Issue 15| February 17, 2012
China diversifies bond holdings amid efforts to support Europe
China reduced its holdings of U.S. Treasury bonds in December to their lowest level since June of 2010. The move, according to analysts, is designed to diversify the Treasury’s assets away from U.S. debt, of which they now hold $1.11 trillion, the total dropping by $31.9 billion from November. The reduction could also indicate China’s interest in assisting Europe with the ongoing debt crisis by purchasing increased quantities of European bonds. “China will always adhere to the principle of holding assets of EU sovereign debt,” said People’s Bank of China Governor Zhou Xiaochuan. “We would participate in resolving the euro debt crisis.”
January activity at Ports of Los Angeles and Long Beach reflects an export led recovery
The Ports of Los Angeles and Long Beach enjoyed their best January since 2008 last month, shipping 1.16 million cargo containers, an increase from 1.14 million last year. The Port of Los Angeles reported a 5.25 percent increase in imports as well as a 6 percent increase in exports; the Port handled a total of 698,715 containers, constituting its best January to date. While the Port of Long Beach saw a 3.9 percent decline in containers handled, the increased trade volumes pleasantly surprised many who were projecting declines of 2 to 3 percent in 2012.
Chinese Vice President Xi Jinping encourages deeper trade ties
Vice President of China Xi Jinping spoke positively of increasing trade between the United States and China to business leaders in Washington this week. Xi, widely expected to become the next president of China, met with President Barack Obama, Vice President Joe Biden, Secretary of State Hillary Clinton and congressional leaders during his trip to Washington. Xi did not publically discuss contentious trade issues such as Chinese currency controls, but he claimed that “measures to increase imports” of American goods were being taken. “This shows the door is open to trade between the United States and China,” Xi said. “It can only open wider and wider.” Vice President Xi arrived in Los Angeles on Feb. 16, where he was greeted by Gov. Jerry Brown and L.A. Mayor Antonio Villaraigosa before attending a welcome luncheon and touring the terminal for the China Shipping company at the Port of Los Angeles.
Increasing retail sales and consumer consumption suggest stronger growth
The Department of Commerce reported a sanguine increase in retail sales of 0.4 percent in January, reflecting the positive impact of increased consumer spending. While the gains were primarily experienced by stores with lower-priced products, the increase has nonetheless been interpreted as a sign of a recovering economy and improved consumer confidence, especially as it comes in the wake of increased hiring and a strong growth rate of 2.8 percent during the final months of 2011.
More Greek concessions requested as debt crisis continues
Disagreements continue to flare between European nations as the Greek debt crisis continues. An additional 130 billion euro aid package is being prepared for approval and disbursement prior to March 20, the date on which a 14.5 euro payment must be made by Greece to avoid default. The upcoming deadline is raising tensions between the leaders of the countries in southern Europe, who assert that German backed austerity measures are unnecessarily harsh, and leaders in the rest of Europe, who have pushed for substantial cuts in Greek spending.
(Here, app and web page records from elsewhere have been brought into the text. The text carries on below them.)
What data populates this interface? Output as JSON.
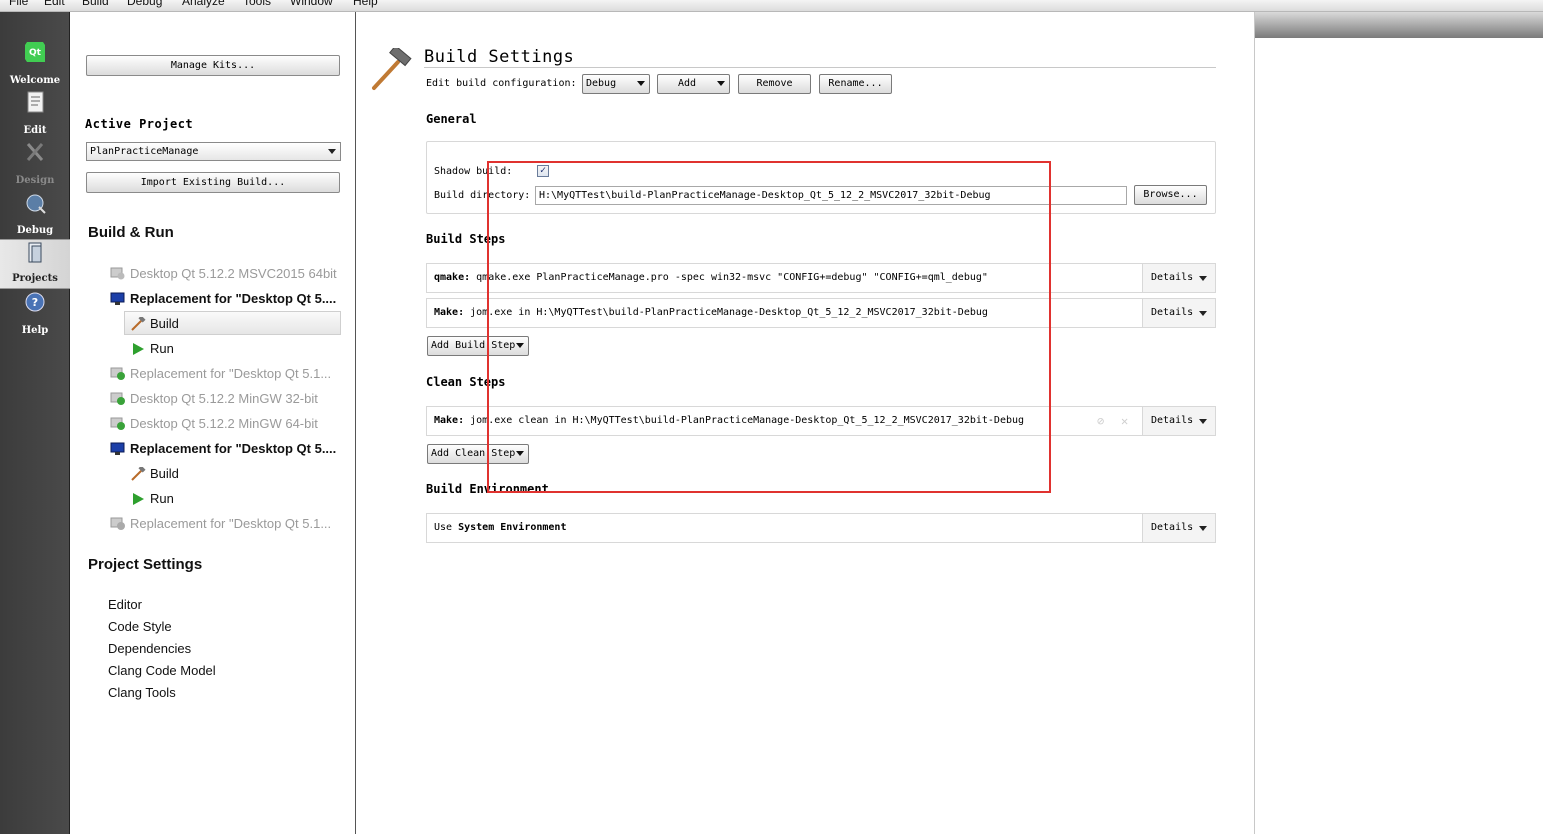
{
  "menu": [
    "File",
    "Edit",
    "Build",
    "Debug",
    "Analyze",
    "Tools",
    "Window",
    "Help"
  ],
  "modes": [
    {
      "label": "Welcome",
      "icon": "qt-logo-icon"
    },
    {
      "label": "Edit",
      "icon": "edit-document-icon"
    },
    {
      "label": "Design",
      "icon": "design-pen-icon"
    },
    {
      "label": "Debug",
      "icon": "debug-bug-icon"
    },
    {
      "label": "Projects",
      "icon": "projects-folder-icon"
    },
    {
      "label": "Help",
      "icon": "help-question-icon"
    }
  ],
  "nav": {
    "manage_kits": "Manage Kits...",
    "active_project_heading": "Active Project",
    "active_project": "PlanPracticeManage",
    "import_build": "Import Existing Build...",
    "build_run_heading": "Build & Run",
    "kits": [
      {
        "label": "Desktop Qt 5.12.2 MSVC2015 64bit",
        "state": "dim"
      },
      {
        "label": "Replacement for \"Desktop Qt 5....",
        "state": "bold"
      },
      {
        "label": "Build",
        "state": "sub-selected"
      },
      {
        "label": "Run",
        "state": "sub"
      },
      {
        "label": "Replacement for \"Desktop Qt 5.1...",
        "state": "dim"
      },
      {
        "label": "Desktop Qt 5.12.2 MinGW 32-bit",
        "state": "dim"
      },
      {
        "label": "Desktop Qt 5.12.2 MinGW 64-bit",
        "state": "dim"
      },
      {
        "label": "Replacement for \"Desktop Qt 5....",
        "state": "bold"
      },
      {
        "label": "Build",
        "state": "sub"
      },
      {
        "label": "Run",
        "state": "sub"
      },
      {
        "label": "Replacement for \"Desktop Qt 5.1...",
        "state": "dim"
      }
    ],
    "project_settings_heading": "Project Settings",
    "project_settings": [
      "Editor",
      "Code Style",
      "Dependencies",
      "Clang Code Model",
      "Clang Tools"
    ]
  },
  "main": {
    "title": "Build Settings",
    "edit_config_label": "Edit build configuration:",
    "config_value": "Debug",
    "add_label": "Add",
    "remove_label": "Remove",
    "rename_label": "Rename...",
    "general_heading": "General",
    "shadow_build_label": "Shadow build:",
    "shadow_build_checked": "✓",
    "build_dir_label": "Build directory:",
    "build_dir_value": "H:\\MyQTTest\\build-PlanPracticeManage-Desktop_Qt_5_12_2_MSVC2017_32bit-Debug",
    "browse_label": "Browse...",
    "build_steps_heading": "Build Steps",
    "build_steps": [
      {
        "name": "qmake:",
        "text": "qmake.exe PlanPracticeManage.pro -spec win32-msvc \"CONFIG+=debug\" \"CONFIG+=qml_debug\"",
        "details": "Details"
      },
      {
        "name": "Make:",
        "text": "jom.exe in H:\\MyQTTest\\build-PlanPracticeManage-Desktop_Qt_5_12_2_MSVC2017_32bit-Debug",
        "details": "Details"
      }
    ],
    "add_build_step": "Add Build Step",
    "clean_steps_heading": "Clean Steps",
    "clean_steps": [
      {
        "name": "Make:",
        "text": "jom.exe clean in H:\\MyQTTest\\build-PlanPracticeManage-Desktop_Qt_5_12_2_MSVC2017_32bit-Debug",
        "details": "Details"
      }
    ],
    "add_clean_step": "Add Clean Step",
    "build_env_heading": "Build Environment",
    "build_env_prefix": "Use",
    "build_env_value": "System Environment",
    "build_env_details": "Details"
  },
  "colors": {
    "annotation_red": "#e0322f",
    "mode_bar": "#404040"
  }
}
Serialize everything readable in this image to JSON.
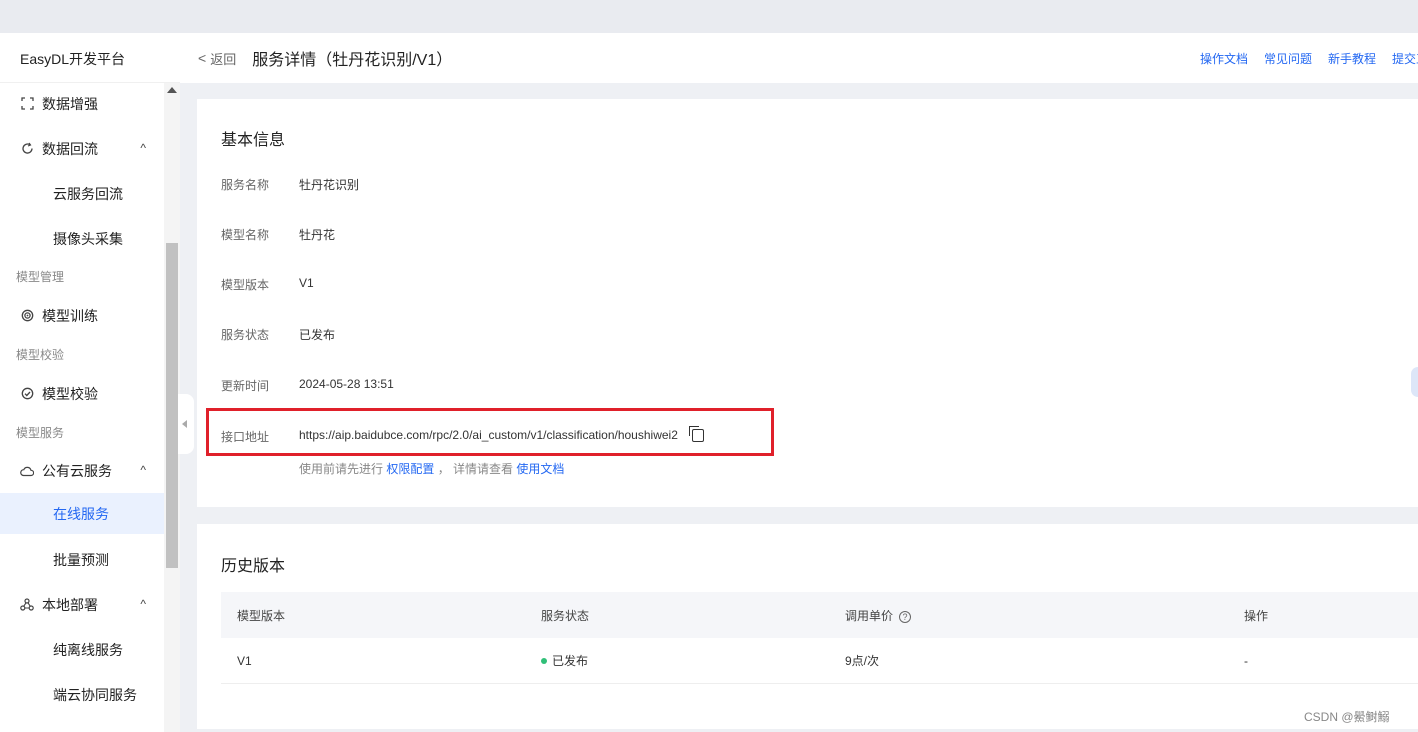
{
  "sidebar": {
    "brand": "EasyDL开发平台",
    "items": [
      {
        "label": "数据增强",
        "icon": "data-enhance-icon"
      },
      {
        "label": "数据回流",
        "icon": "data-reflow-icon"
      },
      {
        "label": "云服务回流"
      },
      {
        "label": "摄像头采集"
      },
      {
        "label": "模型训练",
        "icon": "model-train-icon"
      },
      {
        "label": "模型校验",
        "icon": "model-check-icon"
      },
      {
        "label": "公有云服务",
        "icon": "cloud-icon"
      },
      {
        "label": "在线服务"
      },
      {
        "label": "批量预测"
      },
      {
        "label": "本地部署",
        "icon": "local-deploy-icon"
      },
      {
        "label": "纯离线服务"
      },
      {
        "label": "端云协同服务"
      }
    ],
    "groups": [
      "模型管理",
      "模型校验",
      "模型服务"
    ],
    "chevron": "^"
  },
  "header": {
    "back_arrow": "<",
    "back_label": "返回",
    "title": "服务详情（牡丹花识别/V1）",
    "links": [
      "操作文档",
      "常见问题",
      "新手教程",
      "提交工单"
    ]
  },
  "basic": {
    "title": "基本信息",
    "rows": [
      {
        "label": "服务名称",
        "value": "牡丹花识别"
      },
      {
        "label": "模型名称",
        "value": "牡丹花"
      },
      {
        "label": "模型版本",
        "value": "V1"
      },
      {
        "label": "服务状态",
        "value": "已发布"
      },
      {
        "label": "更新时间",
        "value": "2024-05-28 13:51"
      },
      {
        "label": "接口地址",
        "value": "https://aip.baidubce.com/rpc/2.0/ai_custom/v1/classification/houshiwei2"
      }
    ],
    "hint_prefix": "使用前请先进行",
    "hint_link1": "权限配置",
    "hint_middle": "，  详情请查看",
    "hint_link2": "使用文档"
  },
  "history": {
    "title": "历史版本",
    "columns": [
      "模型版本",
      "服务状态",
      "调用单价",
      "操作"
    ],
    "help_glyph": "?",
    "rows": [
      {
        "version": "V1",
        "status": "已发布",
        "price": "9点/次",
        "action": "-"
      }
    ]
  },
  "watermark": "CSDN @鱟鲥鰯",
  "colors": {
    "accent": "#2468f2",
    "highlight": "#e0202a",
    "status_ok": "#30bf78"
  }
}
Payroll tax cut extension deal reached
The extension of the payroll tax cut seems more secure than ever as Congress reported reaching a deal on Feb. 15 between Democrats and Republicans that allows the $100 billion cut to continue. Republicans dropped their demand that spending cuts elsewhere be implemented to pay for the cost of the tax reduction, allowing negotiations to conclude. The tax cut was a major provision of President Obama’s economic recovery plan, allowing workers to reduce their payments into Social Security. The cut amounts to approximately $83 each month for a worker with $50,000 in income. The measure is expected to come to a vote later this week.